FromQuarkstoQuasars

Europa: Jupiter’s Moon

Joshua FilmerMarch 8th 2013
598860_429961550423593_296279392_n
Click on the image for a larger version

Most of us have a very special place for Europa in our hearts. Physically, this is the second closest of the Galilean satellites and Jupiter’s sixth closest moon; it is also the smallest of the four Galilean moons. Even then, Europa is one of the largest moons in the solar system, tipping the scales as the fifteenth largest object and the sixth largest moon in our solar system by both mass and diameter. Europa is the only Galilean moon that is smaller than Earth’s moon; and only by just a little. Europa has an orbital period of 3.6 days.

These facts and figures make Europa interesting, but they aren’t what give the icy moon a warm home in our thoughts and imagination. Many scientists believe the moon is home to a subsurface ocean making it one of the best candidates in our solar system for housing extraterrestrial life.

There are several pieces of evidence that strongly advocate the existence of this mysterious europa_oceanocean: Europa has an “induced magnetic field through interaction with Jupiter”. One of the simplest explanations for how this magnetic field comes about is with the presence of a conductive layer beneath the surface. Scientists are so interested in Europa that the ESA has a planned mission called the ‘Jupiter Icy Moon Explorer‘ (or, JUICE) which is currently scheduled to launch in 2022. The mission will explore Europa, Ganymede, and Callisto for evidence of liquid water and other properties.

In Europa’s case, studying the ocean won’t be easy for it is surrounded by layers of ice estimated to be 100 km thick. At least, when we eventually land a probe on Europa, it europa1won’t have to deal with too many topographical features. Europa is one of the smoothest objects in the solar system, due mostly because the moon is geologically active. One of the most prominent features seen on the icy surface is the existence of lineae (meaning literally ‘lines’) which streak across the moon’s surface. Some of these are probably similar to Earth’s oceanic ridges and are caused by tidal stresses acted upon it by Jupiter.
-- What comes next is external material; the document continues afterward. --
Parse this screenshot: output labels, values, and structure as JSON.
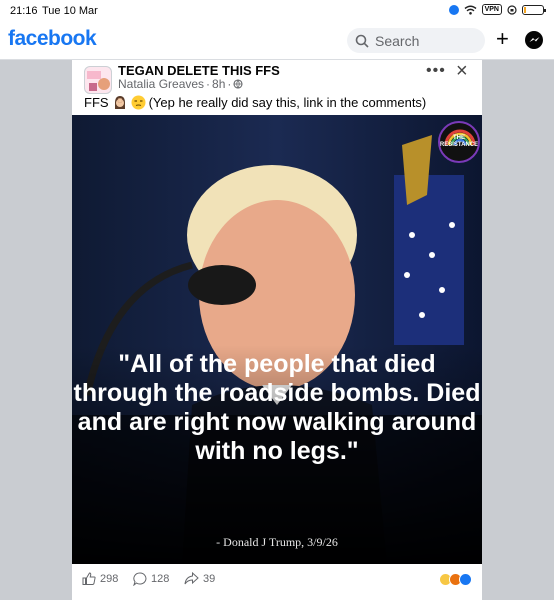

Europa is also home to a tenuous atmosphere which is mostly comprised of oxygen. ‘Tenuous’ is putting it lightly because the surface pressure on the moon is approximately a trillion times less than Earth’s.

Interestingly enough, most of what we know about Europa comes from data collected by the Galileo; a probe named after the man who discovered the icy body more than four centuries ago. I look forward to future missions and observations as we continue to uncover the mysteries contained within the Jovian system.

This article is part of a series on the moons of Jupiter.

Keep up. Subscribe to our daily newsletter.

I understand and agree that registration on or use of this site constitutes agreement to its User Agreement and Privacy Policy
Next Article
////////////